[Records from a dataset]
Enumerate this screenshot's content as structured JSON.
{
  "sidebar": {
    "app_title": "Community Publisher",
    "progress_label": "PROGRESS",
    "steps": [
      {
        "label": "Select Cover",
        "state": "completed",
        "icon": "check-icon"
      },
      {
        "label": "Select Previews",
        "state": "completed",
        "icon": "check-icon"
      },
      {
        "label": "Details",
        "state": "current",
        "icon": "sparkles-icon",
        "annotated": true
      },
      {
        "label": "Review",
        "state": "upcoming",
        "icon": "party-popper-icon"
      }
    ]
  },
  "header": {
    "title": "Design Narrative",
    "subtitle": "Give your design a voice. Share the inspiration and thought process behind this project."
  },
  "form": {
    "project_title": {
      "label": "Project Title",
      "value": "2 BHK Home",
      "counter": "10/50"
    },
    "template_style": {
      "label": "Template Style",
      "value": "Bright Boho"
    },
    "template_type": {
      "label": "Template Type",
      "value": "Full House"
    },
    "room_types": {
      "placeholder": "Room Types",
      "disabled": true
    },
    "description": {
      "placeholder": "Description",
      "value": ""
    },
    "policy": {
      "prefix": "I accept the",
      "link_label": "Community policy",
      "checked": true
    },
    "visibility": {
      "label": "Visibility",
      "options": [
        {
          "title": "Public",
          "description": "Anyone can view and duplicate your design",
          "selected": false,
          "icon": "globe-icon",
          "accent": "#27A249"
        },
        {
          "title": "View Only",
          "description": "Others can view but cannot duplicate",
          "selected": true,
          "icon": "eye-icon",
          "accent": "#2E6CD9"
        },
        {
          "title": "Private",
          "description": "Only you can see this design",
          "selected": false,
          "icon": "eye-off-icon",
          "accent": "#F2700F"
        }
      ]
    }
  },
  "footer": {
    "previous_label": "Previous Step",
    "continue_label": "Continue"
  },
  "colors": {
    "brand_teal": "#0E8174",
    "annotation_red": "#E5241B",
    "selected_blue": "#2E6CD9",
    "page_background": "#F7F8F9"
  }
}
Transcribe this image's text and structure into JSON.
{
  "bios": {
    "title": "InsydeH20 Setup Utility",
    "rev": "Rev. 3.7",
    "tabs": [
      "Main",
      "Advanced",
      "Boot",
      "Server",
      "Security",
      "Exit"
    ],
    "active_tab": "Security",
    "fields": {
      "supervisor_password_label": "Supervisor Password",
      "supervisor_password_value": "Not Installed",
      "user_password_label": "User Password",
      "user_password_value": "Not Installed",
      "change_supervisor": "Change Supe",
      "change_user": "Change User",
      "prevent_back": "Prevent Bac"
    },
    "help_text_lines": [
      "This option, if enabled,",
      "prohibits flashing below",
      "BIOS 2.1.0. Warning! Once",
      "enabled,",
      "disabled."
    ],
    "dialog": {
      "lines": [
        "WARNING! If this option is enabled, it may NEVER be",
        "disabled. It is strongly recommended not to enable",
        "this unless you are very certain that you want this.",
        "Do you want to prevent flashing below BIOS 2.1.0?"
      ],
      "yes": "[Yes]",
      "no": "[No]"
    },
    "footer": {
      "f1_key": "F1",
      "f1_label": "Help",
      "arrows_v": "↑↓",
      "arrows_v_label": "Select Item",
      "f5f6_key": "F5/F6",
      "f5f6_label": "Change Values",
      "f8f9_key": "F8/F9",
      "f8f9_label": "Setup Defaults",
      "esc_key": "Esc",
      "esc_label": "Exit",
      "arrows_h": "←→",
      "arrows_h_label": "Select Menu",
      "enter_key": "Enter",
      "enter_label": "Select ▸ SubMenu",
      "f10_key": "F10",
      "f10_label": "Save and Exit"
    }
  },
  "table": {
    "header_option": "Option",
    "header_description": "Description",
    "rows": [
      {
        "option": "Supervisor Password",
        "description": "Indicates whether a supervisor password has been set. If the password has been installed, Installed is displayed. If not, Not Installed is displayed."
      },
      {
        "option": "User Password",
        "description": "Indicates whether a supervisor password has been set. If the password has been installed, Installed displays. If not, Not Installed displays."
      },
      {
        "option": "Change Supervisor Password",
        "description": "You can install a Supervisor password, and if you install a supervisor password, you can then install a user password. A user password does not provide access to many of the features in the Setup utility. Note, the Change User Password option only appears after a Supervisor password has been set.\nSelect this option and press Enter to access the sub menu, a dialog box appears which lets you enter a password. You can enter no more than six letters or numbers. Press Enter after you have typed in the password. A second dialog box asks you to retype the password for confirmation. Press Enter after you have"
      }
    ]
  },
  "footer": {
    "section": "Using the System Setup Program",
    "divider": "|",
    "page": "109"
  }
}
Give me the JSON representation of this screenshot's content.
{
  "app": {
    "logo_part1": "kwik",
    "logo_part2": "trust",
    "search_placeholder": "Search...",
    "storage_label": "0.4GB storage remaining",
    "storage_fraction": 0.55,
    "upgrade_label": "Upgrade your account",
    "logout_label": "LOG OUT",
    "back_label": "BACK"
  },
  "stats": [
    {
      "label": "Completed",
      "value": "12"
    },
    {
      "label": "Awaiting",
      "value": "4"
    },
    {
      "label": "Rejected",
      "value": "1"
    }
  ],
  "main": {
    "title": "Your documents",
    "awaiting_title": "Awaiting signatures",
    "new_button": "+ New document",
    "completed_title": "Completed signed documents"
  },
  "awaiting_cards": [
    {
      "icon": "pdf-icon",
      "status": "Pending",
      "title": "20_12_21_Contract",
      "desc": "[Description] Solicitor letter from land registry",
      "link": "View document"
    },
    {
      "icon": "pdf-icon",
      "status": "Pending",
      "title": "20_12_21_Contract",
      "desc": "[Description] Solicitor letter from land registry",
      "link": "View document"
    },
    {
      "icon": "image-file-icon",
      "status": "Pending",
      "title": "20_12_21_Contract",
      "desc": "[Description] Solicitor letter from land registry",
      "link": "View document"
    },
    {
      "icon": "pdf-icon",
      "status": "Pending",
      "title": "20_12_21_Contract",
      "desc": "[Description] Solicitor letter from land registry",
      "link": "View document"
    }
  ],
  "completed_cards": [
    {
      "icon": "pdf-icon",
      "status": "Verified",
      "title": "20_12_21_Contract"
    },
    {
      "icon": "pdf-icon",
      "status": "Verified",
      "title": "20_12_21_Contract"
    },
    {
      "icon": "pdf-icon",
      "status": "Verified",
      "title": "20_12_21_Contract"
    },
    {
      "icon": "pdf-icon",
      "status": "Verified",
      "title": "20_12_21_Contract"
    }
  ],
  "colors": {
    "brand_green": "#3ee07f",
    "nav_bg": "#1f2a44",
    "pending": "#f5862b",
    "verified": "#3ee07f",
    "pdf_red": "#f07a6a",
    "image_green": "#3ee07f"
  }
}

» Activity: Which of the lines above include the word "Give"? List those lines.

» Written answer:
    "subtitle": "Give your design a voice. Share the inspiration and thought process behind this project."
Give me the JSON representation of this screenshot's content.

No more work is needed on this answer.